The Walk follows the story of Philippe Petit who, as a boy, sneaks into the circus and is transfixed by the high wire performers. The skill, the daring do, the showmanship. He has to learn how they achieve this amazing feat. This chance glimpse of another world leads him on a trajectory from a rope around two trees, through performing in the streets of Paris, to walking between the World Trade Centre Towers.

This is a story about ambition, following your dreams and making them reality no matter what. Anything is possible if you just believe.

We first see Philippe stood on the Statue Of Liberty as an adult regaling us with his audacious tale. This framing device is used throughout the film and is a constant distraction along with the narrative that stems from theses scenes. It pulls you away from the film sometimes at moments of high tension, when they’re hiding from guards in the tower or when Philippe starts his life changing walk between the towers. This would be much better left to the audience’s imagination, let them fill in the gaps rather than pulling them out with unnecessary narration.

At times it feels that visual effects are used because they can be, rather than to drive the narrative forward or emphasise a point. This can be seen when we catch up with Philippe in Paris, nearly all the colour is drained out of the frame except for certain items such as the food on the table at a Parisian cafe. Why? I will never know.

The cast do well with what they’re given, Joseph Gordon-Levitt’s French accent seems strange at first but you do get used it as the film goes on. You can measure his commitment to the role by the fact that he learnt to walk the wire for real. The rest of the cast, bar Ben Kingsley’s Papa Rudy, are just there. Kingsley gets more to work with as he possesses the knowledge that Philippe needs to fulfil his dream. We never find out what motivates them to follow Philippe and essentially collaborate in criminal acts.
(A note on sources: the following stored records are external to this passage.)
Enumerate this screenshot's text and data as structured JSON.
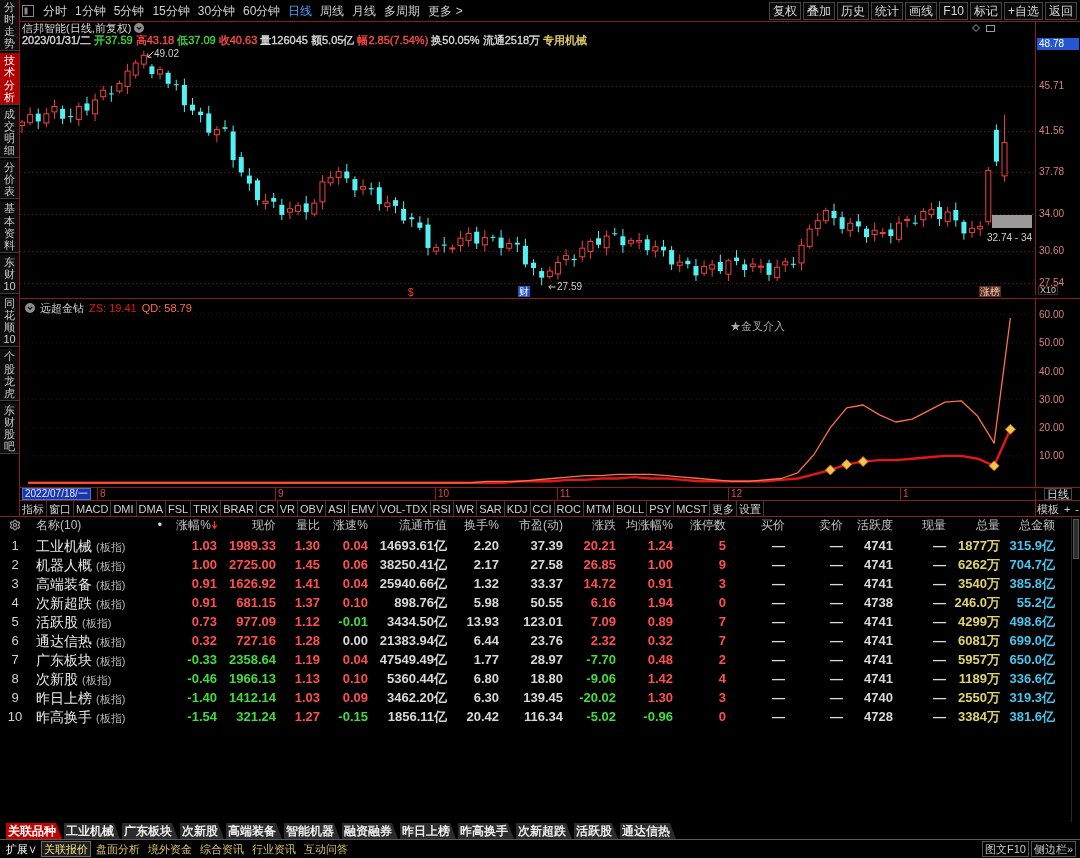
{
  "sidebar": {
    "tabs": [
      {
        "label": "分时走势",
        "selected": false
      },
      {
        "label": "技术分析",
        "selected": true
      },
      {
        "label": "成交明细",
        "selected": false
      },
      {
        "label": "分价表",
        "selected": false
      },
      {
        "label": "基本资料",
        "selected": false
      },
      {
        "label": "东财10",
        "selected": false
      },
      {
        "label": "同花顺10",
        "selected": false
      },
      {
        "label": "个股龙虎",
        "selected": false
      },
      {
        "label": "东财股吧",
        "selected": false
      }
    ]
  },
  "toolbar": {
    "periods": [
      {
        "label": "分时",
        "selected": false
      },
      {
        "label": "1分钟",
        "selected": false
      },
      {
        "label": "5分钟",
        "selected": false
      },
      {
        "label": "15分钟",
        "selected": false
      },
      {
        "label": "30分钟",
        "selected": false
      },
      {
        "label": "60分钟",
        "selected": false
      },
      {
        "label": "日线",
        "selected": true
      },
      {
        "label": "周线",
        "selected": false
      },
      {
        "label": "月线",
        "selected": false
      },
      {
        "label": "多周期",
        "selected": false
      },
      {
        "label": "更多 >",
        "selected": false
      }
    ],
    "buttons": [
      "复权",
      "叠加",
      "历史",
      "统计",
      "画线",
      "F10",
      "标记",
      "+自选",
      "返回"
    ]
  },
  "stock_header": {
    "title": "信邦智能(日线,前复权)",
    "quote": [
      {
        "text": "2023/01/31/二",
        "color": "#d8d8d8"
      },
      {
        "text": "开37.59",
        "color": "#3cd83c"
      },
      {
        "text": "高43.18",
        "color": "#ff4a4a"
      },
      {
        "text": "低37.09",
        "color": "#3cd83c"
      },
      {
        "text": "收40.63",
        "color": "#ff4a4a"
      },
      {
        "text": "量126045",
        "color": "#d8d8d8"
      },
      {
        "text": "额5.05亿",
        "color": "#d8d8d8"
      },
      {
        "text": "幅2.85(7.54%)",
        "color": "#ff4a4a"
      },
      {
        "text": "换50.05%",
        "color": "#d8d8d8"
      },
      {
        "text": "流通2518万",
        "color": "#d8d8d8"
      },
      {
        "text": "专用机械",
        "color": "#e8d468"
      }
    ]
  },
  "price_chart": {
    "axis_labels": [
      {
        "text": "48.78",
        "highlighted": true
      },
      {
        "text": "45.71",
        "highlighted": false
      },
      {
        "text": "41.56",
        "highlighted": false
      },
      {
        "text": "37.78",
        "highlighted": false
      },
      {
        "text": "34.00",
        "highlighted": false
      },
      {
        "text": "30.60",
        "highlighted": false
      },
      {
        "text": "27.54",
        "highlighted": false
      }
    ],
    "scale_label": "X10",
    "high_label": "49.02",
    "low_label": "27.59",
    "range_label": "32.74 - 34",
    "event_marks": [
      {
        "text": "$",
        "kind": "dividend"
      },
      {
        "text": "财",
        "kind": "report"
      },
      {
        "text": "涨榜",
        "kind": "ranking"
      }
    ]
  },
  "indicator": {
    "name": "远超金钻",
    "readings": [
      "ZS: 19.41",
      "QD: 58.79"
    ],
    "note": "★金叉介入",
    "chart_data": {
      "type": "line",
      "grid": true,
      "categories": [
        null,
        null,
        null,
        null,
        null,
        null,
        null,
        null,
        null,
        null,
        null,
        null,
        null,
        null,
        null,
        null,
        null,
        null,
        null,
        null,
        null,
        null,
        null,
        null,
        null,
        null,
        null,
        null,
        null,
        null,
        null,
        null,
        null,
        null,
        null,
        null,
        null,
        null,
        null,
        null,
        null,
        null,
        null,
        null,
        null,
        null,
        null,
        null,
        null,
        null,
        null,
        null,
        null,
        null,
        null,
        null,
        null,
        null,
        null,
        null,
        null,
        null
      ],
      "series": [
        {
          "color": "#e01818",
          "values": [
            0.5,
            0.5,
            0.5,
            0.5,
            0.5,
            0.5,
            0.5,
            0.5,
            0.5,
            0.5,
            0.5,
            0.5,
            0.5,
            0.5,
            0.5,
            0.5,
            0.5,
            0.5,
            0.5,
            0.5,
            0.5,
            0.5,
            0.5,
            0.5,
            0.5,
            0.5,
            0.5,
            0.5,
            0.5,
            0.5,
            1,
            1,
            1,
            1.5,
            1.5,
            2,
            2,
            2.5,
            2,
            2,
            1.5,
            1,
            1,
            1,
            1,
            1,
            1.5,
            2,
            3.5,
            5,
            7,
            8,
            8.5,
            8.5,
            9,
            9.5,
            10,
            10,
            9,
            6.5,
            19.41,
            null
          ]
        },
        {
          "color": "#ff7048",
          "values": [
            0.5,
            0.5,
            0.5,
            0.5,
            0.5,
            0.5,
            0.5,
            0.5,
            0.5,
            0.5,
            0.5,
            0.5,
            0.5,
            0.5,
            0.5,
            0.5,
            0.5,
            0.5,
            0.5,
            0.5,
            0.5,
            0.5,
            0.5,
            0.5,
            0.5,
            0.5,
            0.5,
            0.5,
            1,
            1,
            1,
            1.5,
            2,
            2.5,
            3,
            3,
            3.5,
            3.5,
            3.5,
            3,
            2.5,
            2,
            1.5,
            1,
            1,
            1.5,
            2,
            4,
            10.5,
            20,
            27,
            28,
            24.5,
            22,
            23,
            26,
            29,
            29.5,
            24,
            14.5,
            58.79,
            null
          ]
        }
      ],
      "ylim": [
        -1,
        65.5
      ],
      "yticks": [
        {
          "value": 10,
          "label": "10.00"
        },
        {
          "value": 20,
          "label": "20.00"
        },
        {
          "value": 30,
          "label": "30.00"
        },
        {
          "value": 40,
          "label": "40.00"
        },
        {
          "value": 50,
          "label": "50.00"
        },
        {
          "value": 60,
          "label": "60.00"
        }
      ]
    }
  },
  "date_axis": {
    "cursor_label": "2022/07/18/一",
    "month_labels": [
      "8",
      "9",
      "10",
      "11",
      "12",
      "1"
    ],
    "period_label": "日线"
  },
  "indicator_tabs": {
    "items": [
      "指标",
      "窗口",
      "MACD",
      "DMI",
      "DMA",
      "FSL",
      "TRIX",
      "BRAR",
      "CR",
      "VR",
      "OBV",
      "ASI",
      "EMV",
      "VOL-TDX",
      "RSI",
      "WR",
      "SAR",
      "KDJ",
      "CCI",
      "ROC",
      "MTM",
      "BOLL",
      "PSY",
      "MCST",
      "更多",
      "设置"
    ],
    "right": [
      "模板",
      "+",
      "-"
    ]
  },
  "table": {
    "name_header": "名称(10)",
    "name_marker": "•",
    "columns": [
      {
        "label": "涨幅%",
        "sorted": true
      },
      {
        "label": "现价",
        "sorted": false
      },
      {
        "label": "量比",
        "sorted": false
      },
      {
        "label": "涨速%",
        "sorted": false
      },
      {
        "label": "流通市值",
        "sorted": false
      },
      {
        "label": "换手%",
        "sorted": false
      },
      {
        "label": "市盈(动)",
        "sorted": false
      },
      {
        "label": "涨跌",
        "sorted": false
      },
      {
        "label": "均涨幅%",
        "sorted": false
      },
      {
        "label": "涨停数",
        "sorted": false
      },
      {
        "label": "买价",
        "sorted": false
      },
      {
        "label": "卖价",
        "sorted": false
      },
      {
        "label": "活跃度",
        "sorted": false
      },
      {
        "label": "现量",
        "sorted": false
      },
      {
        "label": "总量",
        "sorted": false
      },
      {
        "label": "总金额",
        "sorted": false
      }
    ],
    "rows": [
      {
        "number": "1",
        "name": "工业机械",
        "tag": "(板指)",
        "values": [
          {
            "text": "1.03",
            "color": "#ff5050"
          },
          {
            "text": "1989.33",
            "color": "#ff5050"
          },
          {
            "text": "1.30",
            "color": "#ff5050"
          },
          {
            "text": "0.04",
            "color": "#ff5050"
          },
          {
            "text": "14693.61亿",
            "color": "#d8d8d8"
          },
          {
            "text": "2.20",
            "color": "#d8d8d8"
          },
          {
            "text": "37.39",
            "color": "#d8d8d8"
          },
          {
            "text": "20.21",
            "color": "#ff5050"
          },
          {
            "text": "1.24",
            "color": "#ff5050"
          },
          {
            "text": "5",
            "color": "#ff5050"
          },
          {
            "text": "—",
            "color": "#d8d8d8"
          },
          {
            "text": "—",
            "color": "#d8d8d8"
          },
          {
            "text": "4741",
            "color": "#d8d8d8"
          },
          {
            "text": "—",
            "color": "#d8d8d8"
          },
          {
            "text": "1877万",
            "color": "#e2d46c"
          },
          {
            "text": "315.9亿",
            "color": "#48c4ee"
          }
        ]
      },
      {
        "number": "2",
        "name": "机器人概",
        "tag": "(板指)",
        "values": [
          {
            "text": "1.00",
            "color": "#ff5050"
          },
          {
            "text": "2725.00",
            "color": "#ff5050"
          },
          {
            "text": "1.45",
            "color": "#ff5050"
          },
          {
            "text": "0.06",
            "color": "#ff5050"
          },
          {
            "text": "38250.41亿",
            "color": "#d8d8d8"
          },
          {
            "text": "2.17",
            "color": "#d8d8d8"
          },
          {
            "text": "27.58",
            "color": "#d8d8d8"
          },
          {
            "text": "26.85",
            "color": "#ff5050"
          },
          {
            "text": "1.00",
            "color": "#ff5050"
          },
          {
            "text": "9",
            "color": "#ff5050"
          },
          {
            "text": "—",
            "color": "#d8d8d8"
          },
          {
            "text": "—",
            "color": "#d8d8d8"
          },
          {
            "text": "4741",
            "color": "#d8d8d8"
          },
          {
            "text": "—",
            "color": "#d8d8d8"
          },
          {
            "text": "6262万",
            "color": "#e2d46c"
          },
          {
            "text": "704.7亿",
            "color": "#48c4ee"
          }
        ]
      },
      {
        "number": "3",
        "name": "高端装备",
        "tag": "(板指)",
        "values": [
          {
            "text": "0.91",
            "color": "#ff5050"
          },
          {
            "text": "1626.92",
            "color": "#ff5050"
          },
          {
            "text": "1.41",
            "color": "#ff5050"
          },
          {
            "text": "0.04",
            "color": "#ff5050"
          },
          {
            "text": "25940.66亿",
            "color": "#d8d8d8"
          },
          {
            "text": "1.32",
            "color": "#d8d8d8"
          },
          {
            "text": "33.37",
            "color": "#d8d8d8"
          },
          {
            "text": "14.72",
            "color": "#ff5050"
          },
          {
            "text": "0.91",
            "color": "#ff5050"
          },
          {
            "text": "3",
            "color": "#ff5050"
          },
          {
            "text": "—",
            "color": "#d8d8d8"
          },
          {
            "text": "—",
            "color": "#d8d8d8"
          },
          {
            "text": "4741",
            "color": "#d8d8d8"
          },
          {
            "text": "—",
            "color": "#d8d8d8"
          },
          {
            "text": "3540万",
            "color": "#e2d46c"
          },
          {
            "text": "385.8亿",
            "color": "#48c4ee"
          }
        ]
      },
      {
        "number": "4",
        "name": "次新超跌",
        "tag": "(板指)",
        "values": [
          {
            "text": "0.91",
            "color": "#ff5050"
          },
          {
            "text": "681.15",
            "color": "#ff5050"
          },
          {
            "text": "1.37",
            "color": "#ff5050"
          },
          {
            "text": "0.10",
            "color": "#ff5050"
          },
          {
            "text": "898.76亿",
            "color": "#d8d8d8"
          },
          {
            "text": "5.98",
            "color": "#d8d8d8"
          },
          {
            "text": "50.55",
            "color": "#d8d8d8"
          },
          {
            "text": "6.16",
            "color": "#ff5050"
          },
          {
            "text": "1.94",
            "color": "#ff5050"
          },
          {
            "text": "0",
            "color": "#ff5050"
          },
          {
            "text": "—",
            "color": "#d8d8d8"
          },
          {
            "text": "—",
            "color": "#d8d8d8"
          },
          {
            "text": "4738",
            "color": "#d8d8d8"
          },
          {
            "text": "—",
            "color": "#d8d8d8"
          },
          {
            "text": "246.0万",
            "color": "#e2d46c"
          },
          {
            "text": "55.2亿",
            "color": "#48c4ee"
          }
        ]
      },
      {
        "number": "5",
        "name": "活跃股",
        "tag": "(板指)",
        "values": [
          {
            "text": "0.73",
            "color": "#ff5050"
          },
          {
            "text": "977.09",
            "color": "#ff5050"
          },
          {
            "text": "1.12",
            "color": "#ff5050"
          },
          {
            "text": "-0.01",
            "color": "#40dc40"
          },
          {
            "text": "3434.50亿",
            "color": "#d8d8d8"
          },
          {
            "text": "13.93",
            "color": "#d8d8d8"
          },
          {
            "text": "123.01",
            "color": "#d8d8d8"
          },
          {
            "text": "7.09",
            "color": "#ff5050"
          },
          {
            "text": "0.89",
            "color": "#ff5050"
          },
          {
            "text": "7",
            "color": "#ff5050"
          },
          {
            "text": "—",
            "color": "#d8d8d8"
          },
          {
            "text": "—",
            "color": "#d8d8d8"
          },
          {
            "text": "4741",
            "color": "#d8d8d8"
          },
          {
            "text": "—",
            "color": "#d8d8d8"
          },
          {
            "text": "4299万",
            "color": "#e2d46c"
          },
          {
            "text": "498.6亿",
            "color": "#48c4ee"
          }
        ]
      },
      {
        "number": "6",
        "name": "通达信热",
        "tag": "(板指)",
        "values": [
          {
            "text": "0.32",
            "color": "#ff5050"
          },
          {
            "text": "727.16",
            "color": "#ff5050"
          },
          {
            "text": "1.28",
            "color": "#ff5050"
          },
          {
            "text": "0.00",
            "color": "#d8d8d8"
          },
          {
            "text": "21383.94亿",
            "color": "#d8d8d8"
          },
          {
            "text": "6.44",
            "color": "#d8d8d8"
          },
          {
            "text": "23.76",
            "color": "#d8d8d8"
          },
          {
            "text": "2.32",
            "color": "#ff5050"
          },
          {
            "text": "0.32",
            "color": "#ff5050"
          },
          {
            "text": "7",
            "color": "#ff5050"
          },
          {
            "text": "—",
            "color": "#d8d8d8"
          },
          {
            "text": "—",
            "color": "#d8d8d8"
          },
          {
            "text": "4741",
            "color": "#d8d8d8"
          },
          {
            "text": "—",
            "color": "#d8d8d8"
          },
          {
            "text": "6081万",
            "color": "#e2d46c"
          },
          {
            "text": "699.0亿",
            "color": "#48c4ee"
          }
        ]
      },
      {
        "number": "7",
        "name": "广东板块",
        "tag": "(板指)",
        "values": [
          {
            "text": "-0.33",
            "color": "#40dc40"
          },
          {
            "text": "2358.64",
            "color": "#40dc40"
          },
          {
            "text": "1.19",
            "color": "#ff5050"
          },
          {
            "text": "0.04",
            "color": "#ff5050"
          },
          {
            "text": "47549.49亿",
            "color": "#d8d8d8"
          },
          {
            "text": "1.77",
            "color": "#d8d8d8"
          },
          {
            "text": "28.97",
            "color": "#d8d8d8"
          },
          {
            "text": "-7.70",
            "color": "#40dc40"
          },
          {
            "text": "0.48",
            "color": "#ff5050"
          },
          {
            "text": "2",
            "color": "#ff5050"
          },
          {
            "text": "—",
            "color": "#d8d8d8"
          },
          {
            "text": "—",
            "color": "#d8d8d8"
          },
          {
            "text": "4741",
            "color": "#d8d8d8"
          },
          {
            "text": "—",
            "color": "#d8d8d8"
          },
          {
            "text": "5957万",
            "color": "#e2d46c"
          },
          {
            "text": "650.0亿",
            "color": "#48c4ee"
          }
        ]
      },
      {
        "number": "8",
        "name": "次新股",
        "tag": "(板指)",
        "values": [
          {
            "text": "-0.46",
            "color": "#40dc40"
          },
          {
            "text": "1966.13",
            "color": "#40dc40"
          },
          {
            "text": "1.13",
            "color": "#ff5050"
          },
          {
            "text": "0.10",
            "color": "#ff5050"
          },
          {
            "text": "5360.44亿",
            "color": "#d8d8d8"
          },
          {
            "text": "6.80",
            "color": "#d8d8d8"
          },
          {
            "text": "18.80",
            "color": "#d8d8d8"
          },
          {
            "text": "-9.06",
            "color": "#40dc40"
          },
          {
            "text": "1.42",
            "color": "#ff5050"
          },
          {
            "text": "4",
            "color": "#ff5050"
          },
          {
            "text": "—",
            "color": "#d8d8d8"
          },
          {
            "text": "—",
            "color": "#d8d8d8"
          },
          {
            "text": "4741",
            "color": "#d8d8d8"
          },
          {
            "text": "—",
            "color": "#d8d8d8"
          },
          {
            "text": "1189万",
            "color": "#e2d46c"
          },
          {
            "text": "336.6亿",
            "color": "#48c4ee"
          }
        ]
      },
      {
        "number": "9",
        "name": "昨日上榜",
        "tag": "(板指)",
        "values": [
          {
            "text": "-1.40",
            "color": "#40dc40"
          },
          {
            "text": "1412.14",
            "color": "#40dc40"
          },
          {
            "text": "1.03",
            "color": "#ff5050"
          },
          {
            "text": "0.09",
            "color": "#ff5050"
          },
          {
            "text": "3462.20亿",
            "color": "#d8d8d8"
          },
          {
            "text": "6.30",
            "color": "#d8d8d8"
          },
          {
            "text": "139.45",
            "color": "#d8d8d8"
          },
          {
            "text": "-20.02",
            "color": "#40dc40"
          },
          {
            "text": "1.30",
            "color": "#ff5050"
          },
          {
            "text": "3",
            "color": "#ff5050"
          },
          {
            "text": "—",
            "color": "#d8d8d8"
          },
          {
            "text": "—",
            "color": "#d8d8d8"
          },
          {
            "text": "4740",
            "color": "#d8d8d8"
          },
          {
            "text": "—",
            "color": "#d8d8d8"
          },
          {
            "text": "2550万",
            "color": "#e2d46c"
          },
          {
            "text": "319.3亿",
            "color": "#48c4ee"
          }
        ]
      },
      {
        "number": "10",
        "name": "昨高换手",
        "tag": "(板指)",
        "values": [
          {
            "text": "-1.54",
            "color": "#40dc40"
          },
          {
            "text": "321.24",
            "color": "#40dc40"
          },
          {
            "text": "1.27",
            "color": "#ff5050"
          },
          {
            "text": "-0.15",
            "color": "#40dc40"
          },
          {
            "text": "1856.11亿",
            "color": "#d8d8d8"
          },
          {
            "text": "20.42",
            "color": "#d8d8d8"
          },
          {
            "text": "116.34",
            "color": "#d8d8d8"
          },
          {
            "text": "-5.02",
            "color": "#40dc40"
          },
          {
            "text": "-0.96",
            "color": "#40dc40"
          },
          {
            "text": "0",
            "color": "#ff5050"
          },
          {
            "text": "—",
            "color": "#d8d8d8"
          },
          {
            "text": "—",
            "color": "#d8d8d8"
          },
          {
            "text": "4728",
            "color": "#d8d8d8"
          },
          {
            "text": "—",
            "color": "#d8d8d8"
          },
          {
            "text": "3384万",
            "color": "#e2d46c"
          },
          {
            "text": "381.6亿",
            "color": "#48c4ee"
          }
        ]
      }
    ]
  },
  "bottom_tabs": [
    {
      "label": "关联品种",
      "selected": true
    },
    {
      "label": "工业机械",
      "selected": false
    },
    {
      "label": "广东板块",
      "selected": false
    },
    {
      "label": "次新股",
      "selected": false
    },
    {
      "label": "高端装备",
      "selected": false
    },
    {
      "label": "智能机器",
      "selected": false
    },
    {
      "label": "融资融券",
      "selected": false
    },
    {
      "label": "昨日上榜",
      "selected": false
    },
    {
      "label": "昨高换手",
      "selected": false
    },
    {
      "label": "次新超跌",
      "selected": false
    },
    {
      "label": "活跃股",
      "selected": false
    },
    {
      "label": "通达信热",
      "selected": false
    }
  ],
  "bottom_bar": {
    "expand": "扩展∨",
    "links": [
      {
        "label": "关联报价",
        "selected": true
      },
      {
        "label": "盘面分析",
        "selected": false
      },
      {
        "label": "境外资金",
        "selected": false
      },
      {
        "label": "综合资讯",
        "selected": false
      },
      {
        "label": "行业资讯",
        "selected": false
      },
      {
        "label": "互动问答",
        "selected": false
      }
    ],
    "right_buttons": [
      "图文F10",
      "侧边栏»"
    ]
  }
}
Even he points out during the film he’s not the easiest person to get along with! The supporting cast are two dimensional, the focus is completely on Philippe.
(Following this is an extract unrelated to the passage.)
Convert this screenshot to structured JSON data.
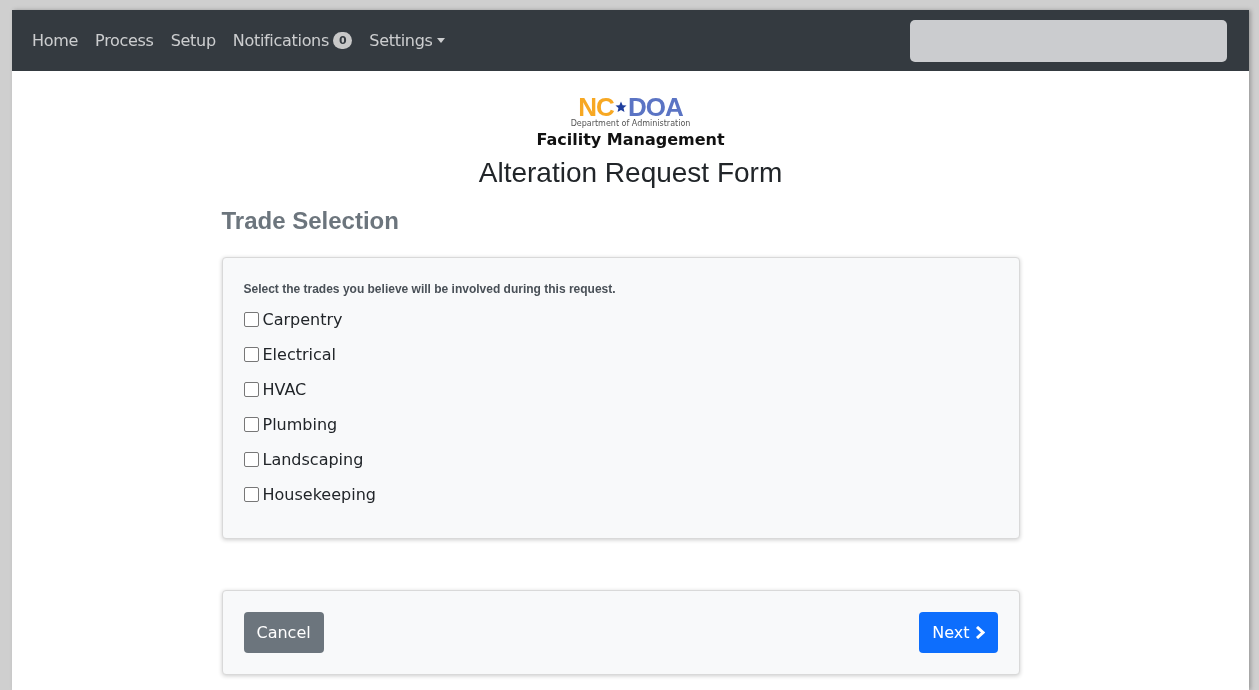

The walks, oh the walks are truly breathtaking, tension filled scenes of bravery, madness, pushing yourself to the limit. The camera swirls around Philippe, closing in on the concentration and determination palpable on his face, his feet slowly making their way along the wire suspended in the heavens. These sequences, especially the final walk between the towers, give you a real sense of scale leaving you breathless as if you were on the wire with him. The audacity and the drive of the man all come together in one glorious wire walk above the streets of New York.

As much as this is a about Philippe Petit, it’s about the World Trade Centre. What it meant to people, what it inspired and how nothing stays the same however much we dream. The dream surrounding the building of the towers was as much as Philippe’s dream of walking between them. They stood for a different world for the one we live in today.

The film is bittersweet for all his achievements, he will never have that feeling again. The exhilaration of walking out into the void above us all where no man is meant to be. Forever never lasts forever.